A Sunday Chat with Myself—Microplastics

It’s when plastic takes on a life of its own that the food chain will be disrupted.” —Anthony T. Hicks

Sundays are usually a quieter time when I can relax and reflect on the metaphysical things in my life—the moral and spiritual side of living that give value to my being here on earth.

Today, my thoughts turned to the dangerous role microplastics are starting to play in my life. It’s still not quite mainstream media yet, but it’s getting there. One reason, I suspect, why “big media” is still dragging its feet on exposing this problem is because big business—which big media is part of— will be a big looser if we ever start to cut back or replace plastics.

But, I wonder, is all this “ignoring the problem” by media a way of hiding the “wolf in sheep’s clothes?

First, what are microplastics, and why are they dangerous? According to Wikipedia, microplastics “are small pieces of plastic that pollute the environment … the U.S. National Oceanic and Atmospheric Administration classifies microplastics as less than 5 mm in diameter.” There are two classifications of microplastics: those that we are purposely creating—Primary Microplastics, like small pellets that are used in packaging and air blasting, or “scrubbers,” used in hand cleansers and facial scrubs.

I’ts when we go fishing for plastic that we wonder where all the fish have gone.” —Anthony T. Hicks

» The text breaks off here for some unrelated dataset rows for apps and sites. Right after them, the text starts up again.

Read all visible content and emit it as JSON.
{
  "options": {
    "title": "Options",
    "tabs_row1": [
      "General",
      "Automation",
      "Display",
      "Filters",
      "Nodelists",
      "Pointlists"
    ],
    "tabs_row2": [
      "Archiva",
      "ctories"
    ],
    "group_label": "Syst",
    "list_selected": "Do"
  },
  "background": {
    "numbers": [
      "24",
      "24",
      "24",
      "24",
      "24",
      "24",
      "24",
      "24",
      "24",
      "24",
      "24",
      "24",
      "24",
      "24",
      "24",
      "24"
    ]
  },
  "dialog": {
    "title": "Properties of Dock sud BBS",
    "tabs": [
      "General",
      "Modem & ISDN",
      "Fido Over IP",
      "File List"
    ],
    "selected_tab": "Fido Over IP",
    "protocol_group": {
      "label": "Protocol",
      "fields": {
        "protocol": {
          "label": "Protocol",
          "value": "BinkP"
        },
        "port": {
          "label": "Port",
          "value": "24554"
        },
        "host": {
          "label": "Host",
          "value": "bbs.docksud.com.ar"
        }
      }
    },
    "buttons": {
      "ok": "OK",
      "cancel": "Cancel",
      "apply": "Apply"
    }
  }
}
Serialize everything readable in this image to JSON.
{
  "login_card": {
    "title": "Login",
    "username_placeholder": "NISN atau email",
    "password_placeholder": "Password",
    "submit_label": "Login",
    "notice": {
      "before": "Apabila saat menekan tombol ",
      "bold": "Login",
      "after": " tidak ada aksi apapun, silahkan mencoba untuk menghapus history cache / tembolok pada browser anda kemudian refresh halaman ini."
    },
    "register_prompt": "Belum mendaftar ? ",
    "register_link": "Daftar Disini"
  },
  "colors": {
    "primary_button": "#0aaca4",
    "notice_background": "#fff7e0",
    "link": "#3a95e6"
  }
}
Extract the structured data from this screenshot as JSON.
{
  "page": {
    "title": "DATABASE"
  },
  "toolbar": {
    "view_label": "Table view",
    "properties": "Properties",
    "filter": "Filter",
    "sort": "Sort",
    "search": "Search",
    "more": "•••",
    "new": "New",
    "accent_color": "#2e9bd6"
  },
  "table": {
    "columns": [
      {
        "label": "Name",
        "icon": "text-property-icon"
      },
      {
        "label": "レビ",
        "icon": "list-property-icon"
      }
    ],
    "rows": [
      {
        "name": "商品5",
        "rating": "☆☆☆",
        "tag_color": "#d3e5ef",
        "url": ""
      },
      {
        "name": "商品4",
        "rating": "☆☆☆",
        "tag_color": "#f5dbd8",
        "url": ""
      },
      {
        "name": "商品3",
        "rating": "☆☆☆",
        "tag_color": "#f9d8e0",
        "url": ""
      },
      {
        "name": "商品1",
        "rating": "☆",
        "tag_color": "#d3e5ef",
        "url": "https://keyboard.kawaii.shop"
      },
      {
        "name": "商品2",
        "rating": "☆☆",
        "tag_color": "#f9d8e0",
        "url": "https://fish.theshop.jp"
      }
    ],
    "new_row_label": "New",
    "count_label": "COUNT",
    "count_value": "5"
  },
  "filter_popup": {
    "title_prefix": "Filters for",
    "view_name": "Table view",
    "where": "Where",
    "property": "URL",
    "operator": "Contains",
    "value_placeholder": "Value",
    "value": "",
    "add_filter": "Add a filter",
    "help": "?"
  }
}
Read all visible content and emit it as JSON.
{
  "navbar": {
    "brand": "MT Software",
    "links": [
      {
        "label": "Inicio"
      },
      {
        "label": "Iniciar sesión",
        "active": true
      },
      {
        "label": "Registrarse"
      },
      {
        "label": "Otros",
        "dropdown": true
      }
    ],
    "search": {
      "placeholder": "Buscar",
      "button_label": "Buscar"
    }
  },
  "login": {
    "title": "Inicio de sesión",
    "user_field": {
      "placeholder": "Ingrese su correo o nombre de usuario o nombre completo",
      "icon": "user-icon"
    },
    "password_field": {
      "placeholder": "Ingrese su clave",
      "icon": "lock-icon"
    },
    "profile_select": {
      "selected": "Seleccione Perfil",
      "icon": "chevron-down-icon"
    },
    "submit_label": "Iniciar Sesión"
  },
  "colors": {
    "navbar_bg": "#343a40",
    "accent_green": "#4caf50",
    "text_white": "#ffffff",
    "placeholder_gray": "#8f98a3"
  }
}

One danger that microplastics pose in their use in air blasting as “scrubbers” on machinery to remove rust and paint is that they are repeatedly reused until they are so small that their cutting power is lost. In that use, they become contaminated with heavy metals that are a health hazard to all living mammals.

Secondary Microplastics are the product of the natural breakdown of plastics in nature—on land and in the sea—as small as 1.6 micrometers (0.00006299 of an inch) in diameter. These microplastics, as they are ingested through our food, are so small that they can easily penetrate stomach or blood vessel linings and enter the body at will, entering our vital organs, where our body can’t control their presence, thus wreaking all manner of havoc.

So, what can I do, personally, to help alleviate this problem? I can start using cloth shopping bags when I go to the grocery store. When I buy a single item in a store, I don’t need the cashier to place it into a plastic bag for me to carry out when I can just as easily carry it holding it in my hand.

When available, I can buy bulk items like cereal, other food mixes and the like, instead of spending a lot of extra money paying for packaged boxes of the product.

Recycling plastics as much as possible is another major way in which we can reduce the amount of plastics in our landfills.

Pick up garbage (that’s mostly made of plastics) irresponsible people discard along pathways, sidewalks or roadways and deposit them in proper garbage disposable units.

Organizations have sprung up that are devoting their time and resources to plastics cleanup, both on land and in our oceans, and my deepest respect and admiration goes out to them for the responsible work of planet-earth stewardship that they have taken upon themselves.

However, just to satisfy our goal to clean up other people’s garbage is not going to save us from extinction! Humanity has to wake up, and each one of us has to take our share of responsibility to restore Gaia to her original, pristine “Garden of Eden” state that we found her in when we first came here.

With a little thought, it’s easy to find more ways to cut back on the use of plastics, but plastics are so engrained in our way of life, it would be almost impossible to completely remove them—at least not in our immediate future.

According to The Independent, global plastic production has increased dramatically. Between 2004 and 2014, the amount of plastic production rose by 38 percent!

The United Nations reports that “[this] is the most dangerous environmental problem facing the world today.”

“Millions of tons of tiny debris from plastic bags, bottles and clothes in the world’s oceans present a serious threat to human health and marine ecosystems,” warns the Independent.

Unless we do something, collectively—and soon— I must ask, who do you think will be the next dominant species on earth after we’ve annihilated ourselves? The Cockroach—again?